Not content to stage four days of on-track action in conjunction with a collector car auction, the Sportscar Vintage Racing Associationcrammed a Shine & Show into its Brickyard Invitation.
Not content to stage four days of on-track action in conjunction with a collector car auction, the Sportscar Vintage Racing Association (SVRA) crammed a Shine & Show into its recent Brickyard Invitation.
Organizers were uncertain about how many might turn out for this addition to the second-year event and reserved lakeside space beside the Indianapolis Motor Speedway infield golf course. As it turned out, with 70 cars entered and the show fit tidily into a corner of the paddock, just outside Turn 3 of the road course where owners could find shade under a few trees, got a good view of the racing action, and found it easier to drive cars in and out.
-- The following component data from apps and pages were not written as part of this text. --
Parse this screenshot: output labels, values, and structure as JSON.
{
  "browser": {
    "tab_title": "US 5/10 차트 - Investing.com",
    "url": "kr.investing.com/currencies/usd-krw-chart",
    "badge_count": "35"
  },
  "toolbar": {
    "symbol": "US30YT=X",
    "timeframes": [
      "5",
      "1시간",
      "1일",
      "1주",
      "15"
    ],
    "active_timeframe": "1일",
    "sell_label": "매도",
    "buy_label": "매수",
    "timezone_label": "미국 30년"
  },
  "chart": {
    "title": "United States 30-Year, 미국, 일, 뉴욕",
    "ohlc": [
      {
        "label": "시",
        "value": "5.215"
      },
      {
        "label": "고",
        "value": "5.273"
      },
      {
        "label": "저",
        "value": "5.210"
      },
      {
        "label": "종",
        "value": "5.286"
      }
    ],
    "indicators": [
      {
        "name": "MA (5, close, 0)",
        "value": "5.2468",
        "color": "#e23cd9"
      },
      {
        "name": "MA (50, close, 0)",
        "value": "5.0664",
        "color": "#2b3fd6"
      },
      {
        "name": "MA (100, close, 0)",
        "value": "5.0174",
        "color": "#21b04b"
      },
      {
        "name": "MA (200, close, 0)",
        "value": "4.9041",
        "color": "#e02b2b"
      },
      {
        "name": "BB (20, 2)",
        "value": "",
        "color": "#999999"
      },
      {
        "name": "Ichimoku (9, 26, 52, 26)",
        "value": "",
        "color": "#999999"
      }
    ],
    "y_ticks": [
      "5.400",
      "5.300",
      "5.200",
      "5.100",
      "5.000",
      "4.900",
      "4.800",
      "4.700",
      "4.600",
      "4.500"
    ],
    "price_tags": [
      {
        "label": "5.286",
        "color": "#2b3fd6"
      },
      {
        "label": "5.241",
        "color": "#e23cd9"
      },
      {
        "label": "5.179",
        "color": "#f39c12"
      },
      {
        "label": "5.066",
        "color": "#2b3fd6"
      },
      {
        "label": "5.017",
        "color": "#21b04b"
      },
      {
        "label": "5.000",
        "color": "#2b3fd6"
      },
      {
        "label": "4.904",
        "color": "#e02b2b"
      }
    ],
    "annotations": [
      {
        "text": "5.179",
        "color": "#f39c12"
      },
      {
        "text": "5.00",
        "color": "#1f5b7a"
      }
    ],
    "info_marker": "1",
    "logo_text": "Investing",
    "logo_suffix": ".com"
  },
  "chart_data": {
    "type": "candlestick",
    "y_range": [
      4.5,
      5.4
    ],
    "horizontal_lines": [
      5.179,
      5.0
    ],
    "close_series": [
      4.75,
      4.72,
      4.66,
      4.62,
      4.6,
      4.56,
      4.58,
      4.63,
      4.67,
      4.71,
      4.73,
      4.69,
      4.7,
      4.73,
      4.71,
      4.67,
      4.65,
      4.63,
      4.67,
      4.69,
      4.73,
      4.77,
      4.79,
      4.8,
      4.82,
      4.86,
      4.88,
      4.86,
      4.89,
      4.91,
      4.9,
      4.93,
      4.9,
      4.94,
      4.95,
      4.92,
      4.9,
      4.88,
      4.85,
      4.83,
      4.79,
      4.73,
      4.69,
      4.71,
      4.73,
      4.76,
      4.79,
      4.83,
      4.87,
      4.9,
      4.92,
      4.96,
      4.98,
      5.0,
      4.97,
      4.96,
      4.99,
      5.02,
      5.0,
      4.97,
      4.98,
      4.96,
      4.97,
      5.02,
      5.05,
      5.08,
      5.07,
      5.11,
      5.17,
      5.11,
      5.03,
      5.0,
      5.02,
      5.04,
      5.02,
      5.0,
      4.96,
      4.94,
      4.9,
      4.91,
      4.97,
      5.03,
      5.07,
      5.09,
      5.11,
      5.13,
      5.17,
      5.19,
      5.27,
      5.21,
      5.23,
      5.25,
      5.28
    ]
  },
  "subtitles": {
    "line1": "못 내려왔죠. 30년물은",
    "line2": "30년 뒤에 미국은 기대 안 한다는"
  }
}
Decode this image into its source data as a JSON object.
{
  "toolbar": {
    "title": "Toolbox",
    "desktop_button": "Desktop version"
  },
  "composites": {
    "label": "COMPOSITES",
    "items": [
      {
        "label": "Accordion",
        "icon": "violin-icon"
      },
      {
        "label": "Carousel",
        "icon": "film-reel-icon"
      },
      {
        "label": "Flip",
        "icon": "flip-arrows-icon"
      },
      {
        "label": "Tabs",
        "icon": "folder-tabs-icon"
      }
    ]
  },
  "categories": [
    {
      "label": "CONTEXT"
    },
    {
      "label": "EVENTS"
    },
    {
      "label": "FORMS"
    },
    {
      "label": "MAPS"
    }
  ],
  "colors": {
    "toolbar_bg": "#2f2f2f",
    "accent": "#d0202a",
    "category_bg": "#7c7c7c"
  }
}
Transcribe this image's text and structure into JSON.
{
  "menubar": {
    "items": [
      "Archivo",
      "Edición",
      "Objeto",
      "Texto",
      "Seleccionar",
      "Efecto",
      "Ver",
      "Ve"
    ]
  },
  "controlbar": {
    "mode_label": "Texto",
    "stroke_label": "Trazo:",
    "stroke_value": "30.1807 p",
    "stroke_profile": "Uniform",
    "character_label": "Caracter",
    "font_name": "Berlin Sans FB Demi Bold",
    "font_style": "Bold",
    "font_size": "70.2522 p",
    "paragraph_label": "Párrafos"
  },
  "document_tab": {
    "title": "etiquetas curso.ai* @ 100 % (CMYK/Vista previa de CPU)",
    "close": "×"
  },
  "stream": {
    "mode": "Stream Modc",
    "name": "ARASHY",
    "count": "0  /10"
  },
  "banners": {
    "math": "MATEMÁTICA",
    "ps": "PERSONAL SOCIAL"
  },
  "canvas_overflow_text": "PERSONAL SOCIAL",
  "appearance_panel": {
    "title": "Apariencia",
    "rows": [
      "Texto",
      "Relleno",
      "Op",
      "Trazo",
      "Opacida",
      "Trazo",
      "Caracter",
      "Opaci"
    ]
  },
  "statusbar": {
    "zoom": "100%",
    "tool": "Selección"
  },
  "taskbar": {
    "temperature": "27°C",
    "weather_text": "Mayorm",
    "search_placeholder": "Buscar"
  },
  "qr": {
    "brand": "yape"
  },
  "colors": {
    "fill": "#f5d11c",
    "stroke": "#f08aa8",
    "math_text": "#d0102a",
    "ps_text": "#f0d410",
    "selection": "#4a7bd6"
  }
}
Entrants to the one-day car show also got tickets for the races, plus access to the Saturday evening dinner with the racers followed by a Blood, Sweat & Tears concert, and fireworks.
In this small but high-quality field, the 1955 Keck Streamliner, previously shown at venues like the Pebble Beach Concours, stood out for appearing at the Speedway for which it was intended. Team owner Howard Keck had it built, intending to install a Novi engine and enter it in the Indy 500 for his driver Bill Vukovich, who’d won in 1953 and 1954. However, the streamliner wasn’t finished in time for that race and Vukovich died in a crash while driving a more conventional Indy Roadster entered by Lindsey Hopkins. Keck quit racing and the car sat for decades before it was finished, now with a Maserati engine.
Spectators who found their way to the car show enjoyed an eclectic grouping, dominated by sports cars (particularly strong on Jaguars, SVRA’s primary sponsor), plus several hot rods and various collector cars.
Conducted separately from the SVRA’s usual judged awards for the vehicles entered in its races, this show could grow into something bigger in coming years. Assuming a long-term future, it might even evolve into a full-on concours. The golf course would be an obvious venue, but remained open to golfers during the race weekend.
Photos by Kevin A. Wilson